A powerful PR campaign begins by creating a playbook that includes your goals for the campaign, the messages to convey, the audiences to reach and how to reach them. Results should be measured by setting achievable objectives and evaluating those objectives through the campaign.

Every PR investment decision-maker deserves to know whether the program met or beat its goal. That requires setting reasonable and measurable objectives such as:

  • Did We Outperform Competitors? In a media-driven pro-gram, for example, you might consider a way to compare share-of-voice to market-share; if share-of-voice is the greater of the two, you’ve probably generated more than your fair share versus competitors.
  • Did We Deliver Key Messages? Was There Interference? It’s more common to track the delivery of intended messages, but negative or off-topic themes can neutralize or overwhelm what’s intended. 
  • Was the Coverage Prominent? Was It Seen? / Did We Reach Our Target Audiences? Frequency and content are important, but there are other factors that can increase the likelihood for awareness and recall, including: the name of your company or program in headlines; visuals; and the size or length of the news item, not to mention comments, likes, page views and shares.
  • Are We Generating a Positive ROI? Is PR Driving Revenue? It is difficult to connect PR to sales.  PR is all about generating awareness, establishing credibility and driving traffic to your company. 
  • Did We Exceed Relative Efficiency When Compared to Other Marketing Disciplines? Improved efficiency over past performance is an important gauge of continual improvement. Comparing PR’s efficiency against other marketing agents can provide helpful context. It’s common for PR to deliver the best ROI within the marketing mix, but if you want to benchmark internally, gain the buy-in of those you’ll be referencing (and the measures by which you’ll be compared).
  • What Worked, What Didn’t? How Do We Improve? What’s Next? Beyond telling you what happened and how you performed, your measurement system should tell you something about your marketing strategy, the messages that resonate and the best channels to reach your targeted audience. 

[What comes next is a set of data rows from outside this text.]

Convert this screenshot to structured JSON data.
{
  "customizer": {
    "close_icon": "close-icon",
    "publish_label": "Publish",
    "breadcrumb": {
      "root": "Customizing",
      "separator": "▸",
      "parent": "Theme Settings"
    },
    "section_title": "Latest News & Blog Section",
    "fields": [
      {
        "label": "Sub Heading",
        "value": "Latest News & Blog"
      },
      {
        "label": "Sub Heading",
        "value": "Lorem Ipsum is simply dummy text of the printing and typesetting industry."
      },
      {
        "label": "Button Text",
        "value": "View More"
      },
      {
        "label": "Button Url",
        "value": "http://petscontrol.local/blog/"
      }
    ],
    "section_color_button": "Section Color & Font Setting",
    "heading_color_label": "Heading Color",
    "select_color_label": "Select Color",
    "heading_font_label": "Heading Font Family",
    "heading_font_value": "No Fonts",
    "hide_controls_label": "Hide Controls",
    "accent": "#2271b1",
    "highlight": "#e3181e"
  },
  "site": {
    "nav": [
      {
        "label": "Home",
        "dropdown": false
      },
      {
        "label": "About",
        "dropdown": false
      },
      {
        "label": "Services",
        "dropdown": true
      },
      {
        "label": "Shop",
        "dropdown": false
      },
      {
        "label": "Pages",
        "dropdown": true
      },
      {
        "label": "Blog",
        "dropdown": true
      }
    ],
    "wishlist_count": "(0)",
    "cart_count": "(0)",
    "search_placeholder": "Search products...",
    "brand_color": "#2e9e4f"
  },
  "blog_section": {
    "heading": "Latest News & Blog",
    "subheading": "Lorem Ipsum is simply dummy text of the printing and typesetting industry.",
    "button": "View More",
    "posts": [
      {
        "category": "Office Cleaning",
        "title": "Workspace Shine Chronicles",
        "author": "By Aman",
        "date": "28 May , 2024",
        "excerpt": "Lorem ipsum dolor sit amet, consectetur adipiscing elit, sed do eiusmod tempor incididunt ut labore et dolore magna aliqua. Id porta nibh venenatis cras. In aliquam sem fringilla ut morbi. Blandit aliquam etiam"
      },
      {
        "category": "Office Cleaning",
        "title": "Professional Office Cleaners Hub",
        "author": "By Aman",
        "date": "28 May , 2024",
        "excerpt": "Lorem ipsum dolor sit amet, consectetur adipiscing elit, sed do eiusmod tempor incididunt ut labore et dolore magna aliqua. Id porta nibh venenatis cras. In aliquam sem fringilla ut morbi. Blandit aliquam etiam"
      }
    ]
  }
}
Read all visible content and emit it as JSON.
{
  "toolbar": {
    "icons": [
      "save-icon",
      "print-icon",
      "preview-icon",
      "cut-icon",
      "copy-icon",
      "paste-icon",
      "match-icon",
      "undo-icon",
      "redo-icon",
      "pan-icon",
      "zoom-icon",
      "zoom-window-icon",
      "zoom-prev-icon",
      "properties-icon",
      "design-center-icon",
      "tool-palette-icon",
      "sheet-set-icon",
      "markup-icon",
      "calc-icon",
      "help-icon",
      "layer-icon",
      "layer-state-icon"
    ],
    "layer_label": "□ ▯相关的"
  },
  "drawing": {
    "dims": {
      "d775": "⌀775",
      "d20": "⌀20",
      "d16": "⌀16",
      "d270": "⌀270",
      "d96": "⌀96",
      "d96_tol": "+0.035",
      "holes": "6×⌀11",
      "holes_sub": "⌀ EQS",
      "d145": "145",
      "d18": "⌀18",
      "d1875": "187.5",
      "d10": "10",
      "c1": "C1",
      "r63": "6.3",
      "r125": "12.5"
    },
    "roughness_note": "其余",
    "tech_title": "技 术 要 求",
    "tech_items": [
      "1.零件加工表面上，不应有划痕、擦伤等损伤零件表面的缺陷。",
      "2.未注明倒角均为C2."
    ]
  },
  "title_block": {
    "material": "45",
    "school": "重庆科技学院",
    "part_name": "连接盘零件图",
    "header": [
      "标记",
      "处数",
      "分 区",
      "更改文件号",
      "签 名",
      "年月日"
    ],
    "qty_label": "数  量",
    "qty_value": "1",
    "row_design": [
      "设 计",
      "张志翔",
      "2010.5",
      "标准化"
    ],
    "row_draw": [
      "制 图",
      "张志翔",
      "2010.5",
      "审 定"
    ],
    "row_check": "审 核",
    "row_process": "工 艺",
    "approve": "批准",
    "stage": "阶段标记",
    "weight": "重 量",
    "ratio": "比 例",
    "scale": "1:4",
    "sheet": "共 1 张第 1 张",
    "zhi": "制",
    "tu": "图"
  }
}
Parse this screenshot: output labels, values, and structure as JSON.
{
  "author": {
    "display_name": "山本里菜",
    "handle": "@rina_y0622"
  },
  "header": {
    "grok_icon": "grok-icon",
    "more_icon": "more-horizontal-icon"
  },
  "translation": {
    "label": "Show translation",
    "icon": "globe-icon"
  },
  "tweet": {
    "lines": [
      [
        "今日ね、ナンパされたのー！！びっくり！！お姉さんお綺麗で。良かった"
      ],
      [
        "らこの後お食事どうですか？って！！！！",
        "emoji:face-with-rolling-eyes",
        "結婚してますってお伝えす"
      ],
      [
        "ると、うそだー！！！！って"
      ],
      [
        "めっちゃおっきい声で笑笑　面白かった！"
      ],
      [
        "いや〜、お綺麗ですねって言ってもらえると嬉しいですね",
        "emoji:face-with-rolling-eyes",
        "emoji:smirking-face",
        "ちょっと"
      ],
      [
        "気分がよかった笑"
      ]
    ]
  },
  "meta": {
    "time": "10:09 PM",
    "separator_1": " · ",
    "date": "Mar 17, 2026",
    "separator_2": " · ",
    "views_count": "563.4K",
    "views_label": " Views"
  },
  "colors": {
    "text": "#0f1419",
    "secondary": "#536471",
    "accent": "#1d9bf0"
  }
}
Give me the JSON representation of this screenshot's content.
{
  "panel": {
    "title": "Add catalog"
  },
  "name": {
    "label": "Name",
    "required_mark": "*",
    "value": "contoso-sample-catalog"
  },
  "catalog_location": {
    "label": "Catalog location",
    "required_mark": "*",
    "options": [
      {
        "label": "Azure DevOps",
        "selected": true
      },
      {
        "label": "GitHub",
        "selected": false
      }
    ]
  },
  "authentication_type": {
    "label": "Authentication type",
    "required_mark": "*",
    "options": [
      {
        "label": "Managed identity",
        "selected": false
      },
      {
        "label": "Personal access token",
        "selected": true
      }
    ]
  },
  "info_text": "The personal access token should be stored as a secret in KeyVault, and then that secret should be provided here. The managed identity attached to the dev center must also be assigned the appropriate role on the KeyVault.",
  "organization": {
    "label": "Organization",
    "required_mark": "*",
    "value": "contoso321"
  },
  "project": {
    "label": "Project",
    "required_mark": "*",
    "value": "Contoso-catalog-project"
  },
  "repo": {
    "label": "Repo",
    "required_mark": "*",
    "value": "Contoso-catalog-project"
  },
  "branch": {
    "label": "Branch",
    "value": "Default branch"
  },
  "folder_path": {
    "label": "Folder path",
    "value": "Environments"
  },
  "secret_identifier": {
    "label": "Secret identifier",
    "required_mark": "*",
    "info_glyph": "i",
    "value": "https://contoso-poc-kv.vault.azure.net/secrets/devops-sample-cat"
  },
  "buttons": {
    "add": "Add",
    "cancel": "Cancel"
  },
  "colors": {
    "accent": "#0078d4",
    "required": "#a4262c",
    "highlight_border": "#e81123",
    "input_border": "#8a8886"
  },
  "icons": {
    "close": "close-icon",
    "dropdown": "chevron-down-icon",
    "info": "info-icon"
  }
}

A successful PR effort is one that meets or exceeds your original expectations. It begins, however, with setting reasonable objectives and finding the right strategy to meaningfully reach your audience. Results should not be based on quantity as much as you should look at quality.

*Content adopted from Research Data Insights